The Ancient Greek Trojan War has its roots in the marriage between Peleus and Thetis, a sea-goddess. Peleus and Thetis had not invited Eris, the goddess of discord, to their marriage and the outraged goddess stormed into the wedding banquet and threw a golden apple onto the table. The apple belonged to, Eris said, whoever was the fairest.
Hera, Athena, and Aphrodite each reached for the apple. Zeus proclaimed that Paris, Prince of Troy and thought to be the most beautiful man alive, would act as the judge.Hermes went to Paris, and Paris agreed to act as the judge. Hera promised him power, Athena promised him wealth, and Aphrodite promised the most beautiful woman in the world.
Ancient Greek Trojan War
In Sparta, Menelaus, husband of Helen, treated Paris as a royal guest. However, when Menelaus left Sparta to go to a funeral, Paris abducted Helen (who perhaps went willingly) and also carried off much of Menelaus’ wealth.
In Troy, Helen and Paris were married. This occurred around 1200 B.C. (Wood, 16).

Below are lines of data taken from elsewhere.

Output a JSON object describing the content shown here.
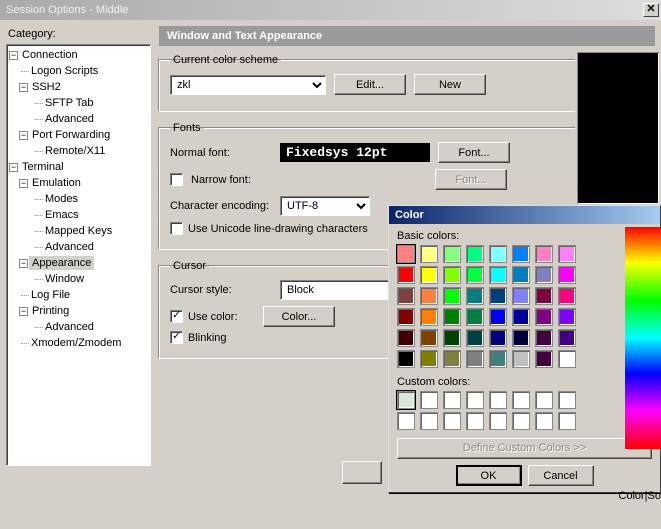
{
  "window": {
    "title": "Session Options - Middle"
  },
  "labels": {
    "category": "Category:"
  },
  "tree": {
    "connection": "Connection",
    "logon_scripts": "Logon Scripts",
    "ssh2": "SSH2",
    "sftp_tab": "SFTP Tab",
    "advanced": "Advanced",
    "port_forwarding": "Port Forwarding",
    "remote_x11": "Remote/X11",
    "terminal": "Terminal",
    "emulation": "Emulation",
    "modes": "Modes",
    "emacs": "Emacs",
    "mapped_keys": "Mapped Keys",
    "e_advanced": "Advanced",
    "appearance": "Appearance",
    "window": "Window",
    "log_file": "Log File",
    "printing": "Printing",
    "p_advanced": "Advanced",
    "xmodem": "Xmodem/Zmodem"
  },
  "section": {
    "header": "Window and Text Appearance"
  },
  "scheme": {
    "legend": "Current color scheme",
    "value": "zkl",
    "edit": "Edit...",
    "new": "New"
  },
  "fonts": {
    "legend": "Fonts",
    "normal_label": "Normal font:",
    "normal_value": "Fixedsys 12pt",
    "font_btn": "Font...",
    "narrow_label": "Narrow font:",
    "encoding_label": "Character encoding:",
    "encoding_value": "UTF-8",
    "unicode_label": "Use Unicode line-drawing characters"
  },
  "cursor": {
    "legend": "Cursor",
    "style_label": "Cursor style:",
    "style_value": "Block",
    "use_color": "Use color:",
    "color_btn": "Color...",
    "blinking": "Blinking"
  },
  "color_dialog": {
    "title": "Color",
    "basic_label": "Basic colors:",
    "custom_label": "Custom colors:",
    "define": "Define Custom Colors >>",
    "ok": "OK",
    "cancel": "Cancel",
    "basic_colors": [
      "#ff8080",
      "#ffff80",
      "#80ff80",
      "#00ff80",
      "#80ffff",
      "#0080ff",
      "#ff80c0",
      "#ff80ff",
      "#ff0000",
      "#ffff00",
      "#80ff00",
      "#00ff40",
      "#00ffff",
      "#0080c0",
      "#8080c0",
      "#ff00ff",
      "#804040",
      "#ff8040",
      "#00ff00",
      "#008080",
      "#004080",
      "#8080ff",
      "#800040",
      "#ff0080",
      "#800000",
      "#ff8000",
      "#008000",
      "#008040",
      "#0000ff",
      "#0000a0",
      "#800080",
      "#8000ff",
      "#400000",
      "#804000",
      "#004000",
      "#004040",
      "#000080",
      "#000040",
      "#400040",
      "#400080",
      "#000000",
      "#808000",
      "#808040",
      "#808080",
      "#408080",
      "#c0c0c0",
      "#400040",
      "#ffffff"
    ],
    "custom_selected": "#d8e8d8"
  },
  "side": {
    "colorso": "Color|So"
  }
}
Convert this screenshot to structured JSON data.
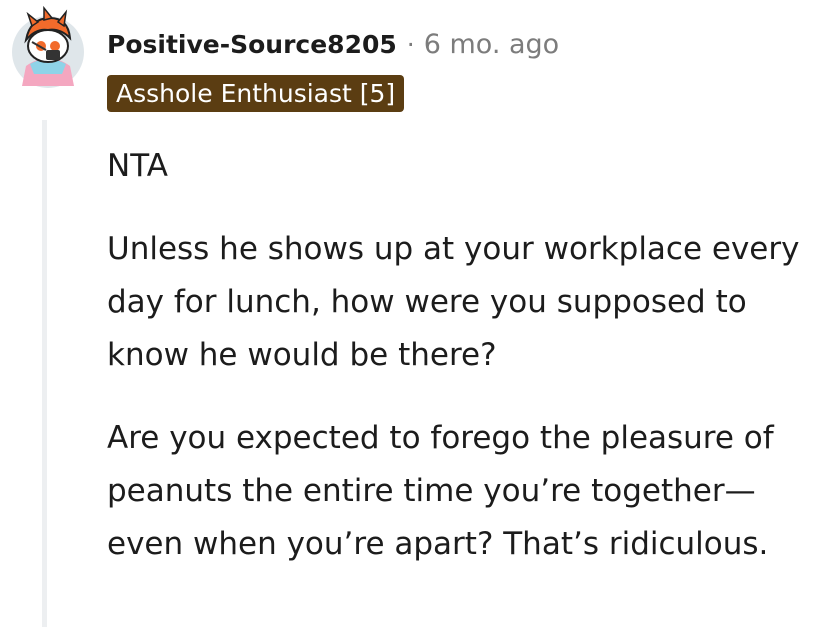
{
  "comment": {
    "author": "Positive-Source8205",
    "separator": "·",
    "time": "6 mo. ago",
    "flair": "Asshole Enthusiast [5]",
    "paragraphs": [
      "NTA",
      "Unless he shows up at your workplace every day for lunch, how were you supposed to know he would be there?",
      "Are you expected to forego the pleasure of peanuts the entire time you’re together—even when you’re apart? That’s ridiculous."
    ]
  },
  "icons": {
    "avatar": "snoo-avatar-icon"
  },
  "colors": {
    "flair_background": "#5b3d12",
    "flair_text": "#ffffff",
    "thread_line": "#edeff1",
    "meta_text": "#7c7c7c"
  }
}
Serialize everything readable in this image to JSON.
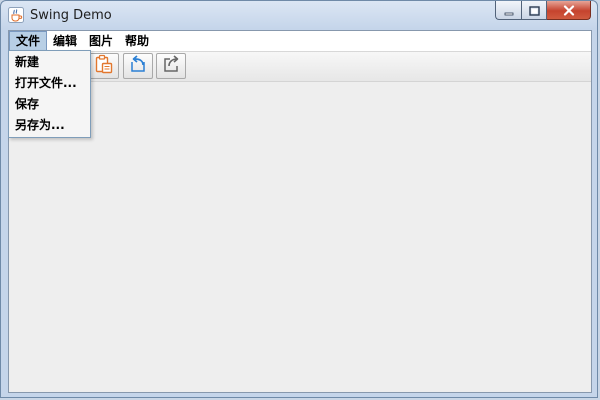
{
  "window": {
    "title": "Swing Demo",
    "app_icon": "java-coffee-cup-icon",
    "controls": {
      "minimize_icon": "minimize-icon",
      "maximize_icon": "maximize-icon",
      "close_icon": "close-icon"
    }
  },
  "menubar": {
    "items": [
      {
        "label": "文件",
        "open": true
      },
      {
        "label": "编辑",
        "open": false
      },
      {
        "label": "图片",
        "open": false
      },
      {
        "label": "帮助",
        "open": false
      }
    ]
  },
  "file_menu": {
    "items": [
      {
        "label": "新建"
      },
      {
        "label": "打开文件..."
      },
      {
        "label": "保存"
      },
      {
        "label": "另存为..."
      }
    ]
  },
  "toolbar": {
    "buttons": [
      {
        "icon": "paste-icon",
        "color": "#e2772e"
      },
      {
        "icon": "undo-arrow-icon",
        "color": "#2a7fd4"
      },
      {
        "icon": "share-arrow-icon",
        "color": "#666666"
      }
    ]
  },
  "colors": {
    "titlebar": "#c5d5ea",
    "client_bg": "#eeeeee",
    "menu_highlight": "#b8cfe5",
    "close_button": "#c5432e"
  }
}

Menelaus, however, was outraged to find that Paris had taken Helen. Menelaus then called upon all of Helen’s old suitors, as all of the suitors had made an oath long ago that they would all back Helen’s husband to defend her honor.

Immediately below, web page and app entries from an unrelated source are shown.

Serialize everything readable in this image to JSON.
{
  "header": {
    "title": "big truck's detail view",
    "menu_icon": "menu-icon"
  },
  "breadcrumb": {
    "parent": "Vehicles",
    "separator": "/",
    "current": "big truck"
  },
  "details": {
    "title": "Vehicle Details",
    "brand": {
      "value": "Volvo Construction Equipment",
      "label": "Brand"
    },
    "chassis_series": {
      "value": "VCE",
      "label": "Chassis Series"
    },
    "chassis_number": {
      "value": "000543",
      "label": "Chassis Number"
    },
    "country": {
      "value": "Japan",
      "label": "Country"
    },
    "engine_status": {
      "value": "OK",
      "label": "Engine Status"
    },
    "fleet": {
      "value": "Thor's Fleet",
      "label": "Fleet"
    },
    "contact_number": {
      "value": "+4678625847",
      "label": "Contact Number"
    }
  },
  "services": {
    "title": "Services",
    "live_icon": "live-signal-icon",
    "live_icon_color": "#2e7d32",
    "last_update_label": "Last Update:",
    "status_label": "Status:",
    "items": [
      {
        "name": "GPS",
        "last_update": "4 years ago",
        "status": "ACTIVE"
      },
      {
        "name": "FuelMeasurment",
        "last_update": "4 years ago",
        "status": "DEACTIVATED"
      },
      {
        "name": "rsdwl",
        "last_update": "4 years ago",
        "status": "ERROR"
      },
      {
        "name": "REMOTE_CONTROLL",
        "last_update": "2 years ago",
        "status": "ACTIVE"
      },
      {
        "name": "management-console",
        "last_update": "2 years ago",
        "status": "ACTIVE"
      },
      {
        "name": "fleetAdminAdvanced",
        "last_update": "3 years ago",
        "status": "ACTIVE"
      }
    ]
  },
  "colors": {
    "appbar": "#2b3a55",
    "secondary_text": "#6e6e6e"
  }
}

Many of the suitors did not wish to go to war. Odysseus pretended to be insane but this trick was uncovered by Palamedes. Achilles, though not one of the previous suitors, was sought after because the seer Calchas had stated that Troy would not be taken unless Achilles would fight.
The Greek fleet assembled, under Agamemnon’s inspection, in Aulis. However, Agamemnon either killed one of Diana’s sacred stags or made a careless boast. Either way, Diana was outraged and she calmed the seas so that the fleet could not take off.The seer Calchas proclaimed that Iphigenia, daughter of Agamemnon, must be sacrificed before the fleet could set sail. This was done, and the Greek ships set off in search of Troy.

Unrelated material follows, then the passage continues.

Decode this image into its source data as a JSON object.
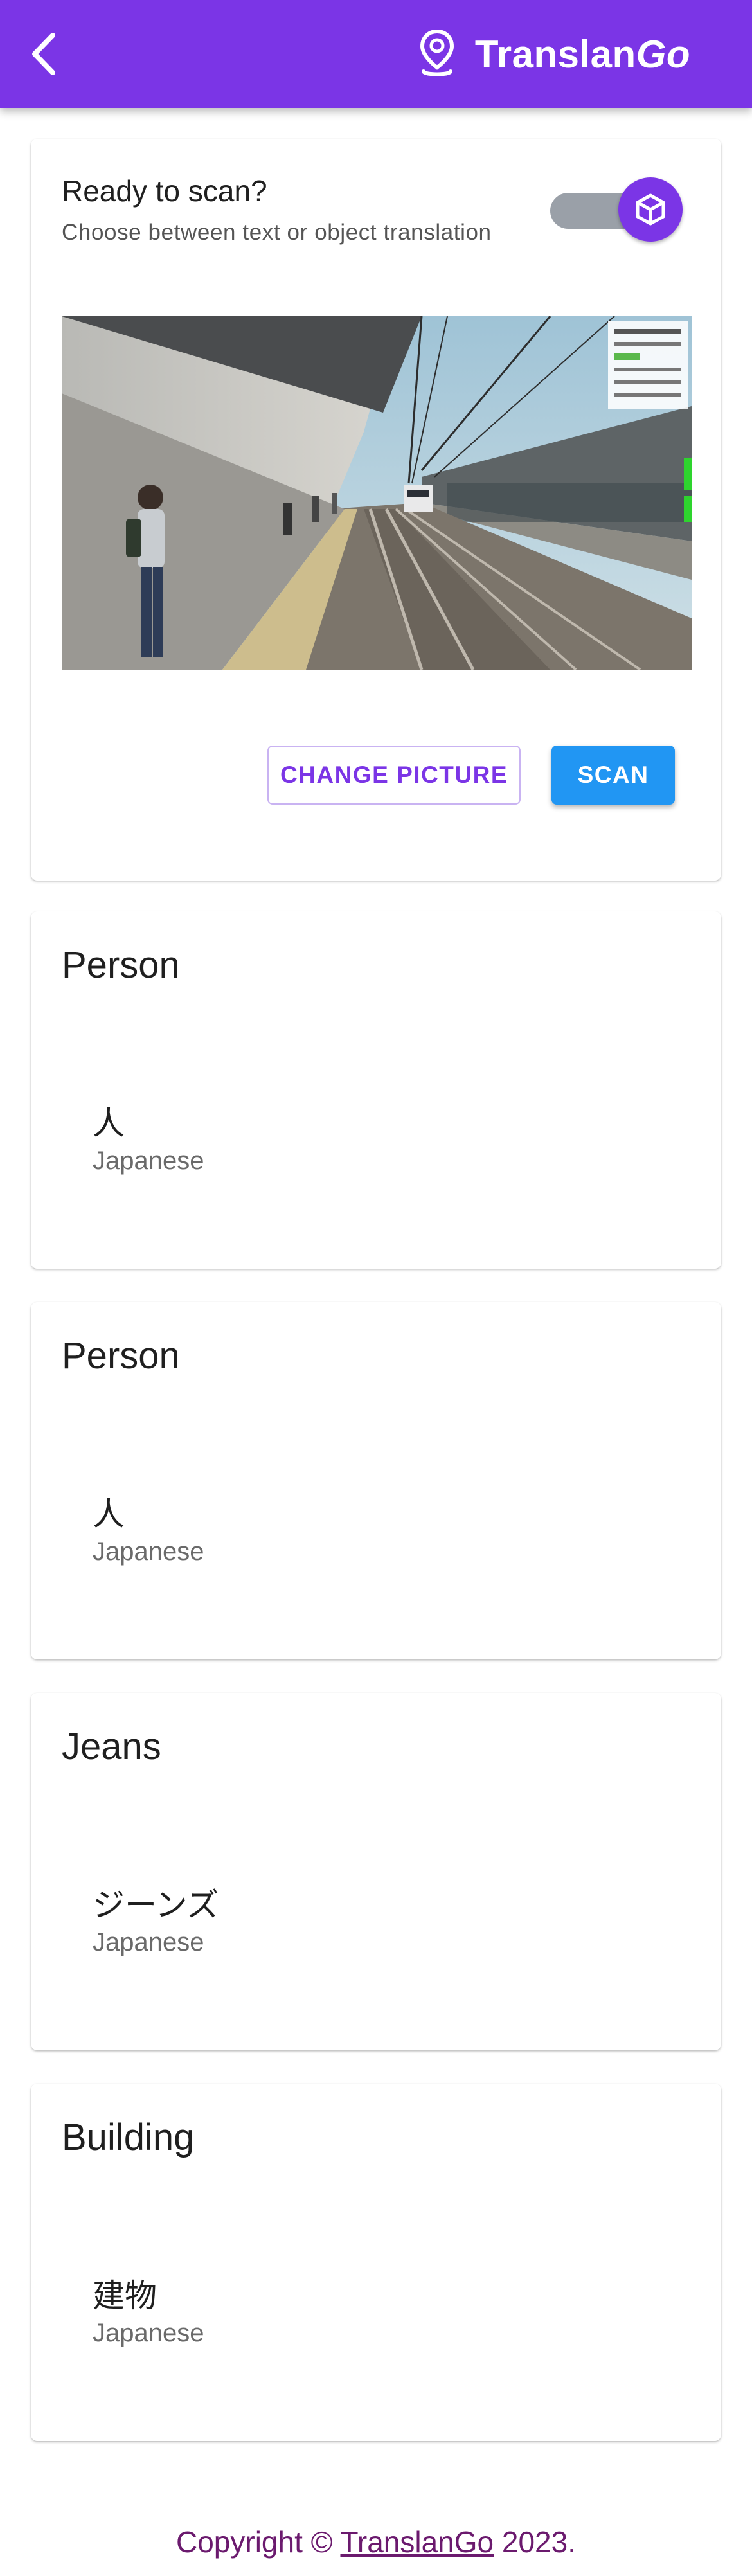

The first nine years of the war consisted of both war in Troy and war against the neighboring Greek regions. The Greeks realized that Troy was being supplied by its neighboring kingdoms, so Greeks were sent to defeat these areas.
As well as destroying Trojan economy, these battles let the Greeks gather a lot of resources and other spoils of war, including women (e.g., Briseis, Tecmessa, and Chryseis).The Greeks won many important battles and the Trojan hero Hector fell, as did the Trojan ally Penthesilea. However, the Greeks could not break down the walls of Troy.
Patroclus was killed and, soon after, Achilles was filled by Paris.Helenus, son of Priam, had been captured by Odysseus. A prophet, Helenus told the Greeks that Troy would not fall unless:
a) Pyrrhus, Achilles’ son, fought in the war,
b) The bow and arrows of Hercules were used by the Greeks against the Trojans,
c) The remains of Pelops, the famous Eleian hero, were brought to Troy, and
d) The Palladium, a statue of Athena, was stolen from Troy (Tripp, 587).
Phoenix persuaded Pyrrhus to join the war. Philoctetes had the bow and arrows of Hercules but had been left by the Greek fleet in Lemnos because he had been bitten by a snake and his wound had a horrendous smell. Philoctetes was bitter but was finally persuaded to join the Greeks. The remains of Pelops were gotten, and Odysseus infiltrated Ancient Greek Trojan War defenses and stole the Palladium.
After the War
After the war, Polyxena, daughter of Priam, was sacrificed at the tomb of Achilles and Astyanax, son of Hector, was also sacrificed, signifying the end of the war.Menelaus, who had been determined to kill his faithless wife, was soon taken by Helen’s beauty and seductiveness that he allowed her to live.
The surviving Trojan women were divided among the Greek men along with the other plunder. The Greeks then set sail for home, which, for some, proved as difficult and took as much time as the Greek Trojan War itself (e.g., Odysseus and Menelaus).